The Twins agreed to terms with lefty Ron Mahay on a minor league deal, according to a team press release. Mahay, 38, finished the '09 season with the Twins after being released by the Royals.
Aside from four homers allowed, Mahay did a nice job against lefties in 25.6 innings last year: 7.01 K/9, 1.75 BB/9. The Red Sox, Phillies, and Mets also expressed interest in the southpaw reliever this winter.
Sunday night linkage..
- Ken Rosenthal of FOX Sports wonders if money might be a factor in the Nationals' starting shortstop battle. Ian Desmond is making a compelling case for the starting job but the club might be unwilling to put Cristian Guzman and his $8MM contract on the bench.
- Padres closer Heath Bell told Tom Krasovic of AOL Fanhouse that he would be agreeable to signing an extension that is budget-friendly for the Padres. San Diego avoided arbitration with Bell in January when they agreed to a one-year, $4MM pact.

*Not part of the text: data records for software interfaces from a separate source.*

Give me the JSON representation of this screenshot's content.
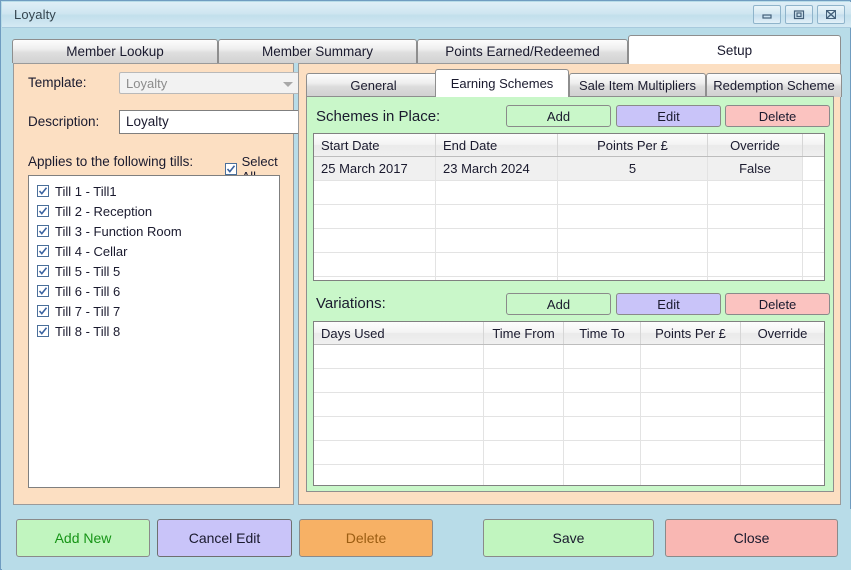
{
  "window": {
    "title": "Loyalty",
    "controls": [
      {
        "name": "minimize-button",
        "icon": "minimize-icon"
      },
      {
        "name": "maximize-button",
        "icon": "maximize-icon"
      },
      {
        "name": "close-button",
        "icon": "close-icon"
      }
    ]
  },
  "tabs": [
    {
      "label": "Member Lookup",
      "active": false
    },
    {
      "label": "Member Summary",
      "active": false
    },
    {
      "label": "Points Earned/Redeemed",
      "active": false
    },
    {
      "label": "Setup",
      "active": true
    }
  ],
  "setup": {
    "template_label": "Template:",
    "template_value": "Loyalty",
    "description_label": "Description:",
    "description_value": "Loyalty",
    "tills_label": "Applies to the following tills:",
    "select_all_label": "Select All",
    "select_all_checked": true,
    "tills": [
      {
        "label": "Till 1 - Till1",
        "checked": true
      },
      {
        "label": "Till 2 - Reception",
        "checked": true
      },
      {
        "label": "Till 3 - Function Room",
        "checked": true
      },
      {
        "label": "Till 4 - Cellar",
        "checked": true
      },
      {
        "label": "Till 5 - Till 5",
        "checked": true
      },
      {
        "label": "Till 6 - Till 6",
        "checked": true
      },
      {
        "label": "Till 7 - Till 7",
        "checked": true
      },
      {
        "label": "Till 8 - Till 8",
        "checked": true
      }
    ]
  },
  "subtabs": [
    {
      "label": "General",
      "active": false
    },
    {
      "label": "Earning Schemes",
      "active": true
    },
    {
      "label": "Sale Item Multipliers",
      "active": false
    },
    {
      "label": "Redemption Scheme",
      "active": false
    }
  ],
  "schemes": {
    "title": "Schemes in Place:",
    "add_label": "Add",
    "edit_label": "Edit",
    "delete_label": "Delete",
    "columns": [
      "Start Date",
      "End Date",
      "Points Per £",
      "Override",
      ""
    ],
    "rows": [
      [
        "25 March 2017",
        "23 March 2024",
        "5",
        "False",
        ""
      ]
    ],
    "empty_row_count": 6
  },
  "variations": {
    "title": "Variations:",
    "add_label": "Add",
    "edit_label": "Edit",
    "delete_label": "Delete",
    "columns": [
      "Days Used",
      "Time From",
      "Time To",
      "Points Per £",
      "Override"
    ],
    "rows": [],
    "empty_row_count": 7
  },
  "footer": {
    "add_new_label": "Add New",
    "cancel_edit_label": "Cancel Edit",
    "delete_label": "Delete",
    "save_label": "Save",
    "close_label": "Close"
  },
  "colors": {
    "window_chrome": "#b8dce8",
    "left_panel": "#fcdfc2",
    "green_panel": "#c9f7c9",
    "add_button": "#c9f7c9",
    "edit_button": "#c9c4f9",
    "delete_button": "#fbc3c0",
    "footer_delete": "#f7b165"
  }
}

- It appears that reliever Ron Mahay won't be signing with the Mets, writes Adam Rubin of the New York Daily News. A source tells Rubin that there's no way Mahay would accept a minor league deal. Meanwhile, a separate source says that the Mets won't offer a major league contract.
- In his latest mailbag, a reader suggests to MLB.com's Joe Frisaro that the Marlins should sign John Smoltz. Frisaro says that the Marlins have no interest in the 42-year-old as the 26-year-old Josh Johnson is a good influence on the team's young pitchers.
The Cubs and Twins have seen top relievers get hurt this spring and already both clubs are interested in relievers (specifically Jason Frasor). Don't expect Jim Hendry to sign one of the free agent options remaining; the Cubs are reportedly uninterested in that group. But as more pitchers get injured, some of the free agents will gain appeal. Here's a look at the remaining relievers who have attracted at least some interest this offseason.
- Russ Springer wants to pitch and would like to return to the Cardinals.
- As of last week, Joe Beimel still had a major league offer from the Mets, who hadn't ruled out pursuing Ron Mahay, either.
- Mahay turned down a minor league offer from the Red Sox last month. Jon Heyman of SI.com reports that Mahay still wants a major league deal.
- The Phillies had interest in Mahay and Alan Embree on minor league deals earlier in the offseason. Tracy Ringolsby of Inside the Rockies reported in October that there was a good chance Embree would retire.
- The Nationals released Eddie Guardado yesterday. He had considered retirement late last season, but decided his knees were healthy enough to pitch.
The Kiko Calero signing doesn't mean the Mets are done adding relievers. They are still interested in signing Joe Beimel to a major league deal, according to Mike Puma of the New York Post. The contract would guarantee the lefty significantly less than the $2MM he earned last year with the Nationals and Rockies.
Beimel logged 55.1 innings between with those teams last year, posting a 3.58 ERA with 5.7 K/9 and 3.1 BB/9. If the Mets move on from Beimel, who turns 33 next month, they could pursue Ron Mahay.